◆ MATERIAL PROVIDED ◆
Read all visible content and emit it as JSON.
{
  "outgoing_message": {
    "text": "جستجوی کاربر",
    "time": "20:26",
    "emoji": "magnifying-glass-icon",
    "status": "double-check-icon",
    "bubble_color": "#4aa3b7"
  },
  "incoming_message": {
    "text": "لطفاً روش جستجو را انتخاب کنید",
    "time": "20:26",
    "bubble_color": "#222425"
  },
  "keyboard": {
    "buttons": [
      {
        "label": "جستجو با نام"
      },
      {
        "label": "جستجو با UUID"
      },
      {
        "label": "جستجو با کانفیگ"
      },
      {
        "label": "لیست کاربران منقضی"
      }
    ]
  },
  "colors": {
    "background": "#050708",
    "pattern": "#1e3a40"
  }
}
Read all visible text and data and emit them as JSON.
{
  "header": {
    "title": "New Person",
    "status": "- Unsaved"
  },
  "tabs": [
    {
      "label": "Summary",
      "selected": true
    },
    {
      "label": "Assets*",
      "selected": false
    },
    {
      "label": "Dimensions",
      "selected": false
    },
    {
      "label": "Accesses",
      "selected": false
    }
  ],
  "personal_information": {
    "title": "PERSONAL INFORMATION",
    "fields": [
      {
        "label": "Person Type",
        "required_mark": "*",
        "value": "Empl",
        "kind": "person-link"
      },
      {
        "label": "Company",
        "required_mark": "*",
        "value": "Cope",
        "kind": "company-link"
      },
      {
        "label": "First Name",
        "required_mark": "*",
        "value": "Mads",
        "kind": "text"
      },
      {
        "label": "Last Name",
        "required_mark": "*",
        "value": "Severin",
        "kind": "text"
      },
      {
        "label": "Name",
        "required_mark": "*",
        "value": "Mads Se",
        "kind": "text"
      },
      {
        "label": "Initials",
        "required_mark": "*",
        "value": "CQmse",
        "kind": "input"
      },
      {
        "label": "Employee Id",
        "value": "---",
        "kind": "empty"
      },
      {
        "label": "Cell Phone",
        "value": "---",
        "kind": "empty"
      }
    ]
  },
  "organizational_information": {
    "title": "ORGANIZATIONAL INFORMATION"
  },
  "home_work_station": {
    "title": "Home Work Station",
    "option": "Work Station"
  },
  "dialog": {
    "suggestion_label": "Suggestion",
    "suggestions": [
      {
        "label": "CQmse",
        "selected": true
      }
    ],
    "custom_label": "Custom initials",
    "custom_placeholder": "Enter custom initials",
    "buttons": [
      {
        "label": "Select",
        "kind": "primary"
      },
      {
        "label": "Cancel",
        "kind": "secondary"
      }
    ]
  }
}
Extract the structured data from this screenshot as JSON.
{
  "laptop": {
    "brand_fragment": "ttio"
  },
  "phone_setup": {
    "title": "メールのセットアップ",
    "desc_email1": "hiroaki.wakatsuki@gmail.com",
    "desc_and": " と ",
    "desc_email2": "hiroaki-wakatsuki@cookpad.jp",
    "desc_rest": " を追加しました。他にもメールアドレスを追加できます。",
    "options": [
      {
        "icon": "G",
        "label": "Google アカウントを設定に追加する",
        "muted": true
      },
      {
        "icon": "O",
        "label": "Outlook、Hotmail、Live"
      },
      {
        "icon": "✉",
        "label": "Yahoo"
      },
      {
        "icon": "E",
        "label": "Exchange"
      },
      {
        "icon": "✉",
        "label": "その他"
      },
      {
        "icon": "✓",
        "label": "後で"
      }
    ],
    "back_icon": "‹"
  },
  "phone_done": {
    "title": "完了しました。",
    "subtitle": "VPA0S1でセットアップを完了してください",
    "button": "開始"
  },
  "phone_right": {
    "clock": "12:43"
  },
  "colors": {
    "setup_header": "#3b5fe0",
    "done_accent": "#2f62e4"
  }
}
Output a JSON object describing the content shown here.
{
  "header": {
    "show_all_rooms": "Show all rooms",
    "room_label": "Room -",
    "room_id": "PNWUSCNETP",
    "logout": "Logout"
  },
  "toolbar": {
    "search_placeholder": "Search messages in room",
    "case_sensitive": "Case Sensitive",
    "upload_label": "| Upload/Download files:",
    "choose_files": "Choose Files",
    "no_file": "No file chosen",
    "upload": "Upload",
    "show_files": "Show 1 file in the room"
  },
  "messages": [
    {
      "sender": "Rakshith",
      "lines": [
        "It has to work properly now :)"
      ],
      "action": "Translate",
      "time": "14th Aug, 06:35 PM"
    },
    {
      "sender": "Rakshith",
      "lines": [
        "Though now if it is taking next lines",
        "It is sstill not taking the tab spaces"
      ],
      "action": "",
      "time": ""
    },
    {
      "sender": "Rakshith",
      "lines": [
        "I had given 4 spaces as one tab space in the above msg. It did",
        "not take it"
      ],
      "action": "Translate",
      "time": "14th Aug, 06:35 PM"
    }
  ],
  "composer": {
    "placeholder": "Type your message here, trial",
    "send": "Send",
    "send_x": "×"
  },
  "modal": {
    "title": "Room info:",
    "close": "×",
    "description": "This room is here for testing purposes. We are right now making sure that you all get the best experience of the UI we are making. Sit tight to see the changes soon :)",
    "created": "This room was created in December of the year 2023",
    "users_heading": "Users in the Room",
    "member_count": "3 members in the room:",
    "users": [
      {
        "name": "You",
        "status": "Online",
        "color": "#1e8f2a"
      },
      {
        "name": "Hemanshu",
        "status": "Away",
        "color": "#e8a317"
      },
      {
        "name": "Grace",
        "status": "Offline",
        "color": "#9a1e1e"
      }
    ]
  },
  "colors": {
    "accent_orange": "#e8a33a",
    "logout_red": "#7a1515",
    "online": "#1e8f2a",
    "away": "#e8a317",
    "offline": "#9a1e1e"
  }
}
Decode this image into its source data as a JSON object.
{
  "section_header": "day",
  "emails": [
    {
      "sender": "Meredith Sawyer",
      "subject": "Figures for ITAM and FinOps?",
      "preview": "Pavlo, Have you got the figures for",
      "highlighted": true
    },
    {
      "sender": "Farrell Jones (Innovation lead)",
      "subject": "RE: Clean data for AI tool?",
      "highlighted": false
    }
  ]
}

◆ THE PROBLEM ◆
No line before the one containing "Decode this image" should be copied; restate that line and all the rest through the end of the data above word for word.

◆ ANSWER FOR THE TASK ◆
Decode this image into its source data as a JSON object.
{
  "section_header": "day",
  "emails": [
    {
      "sender": "Meredith Sawyer",
      "subject": "Figures for ITAM and FinOps?",
      "preview": "Pavlo, Have you got the figures for",
      "highlighted": true
    },
    {
      "sender": "Farrell Jones (Innovation lead)",
      "subject": "RE: Clean data for AI tool?",
      "highlighted": false
    }
  ]
}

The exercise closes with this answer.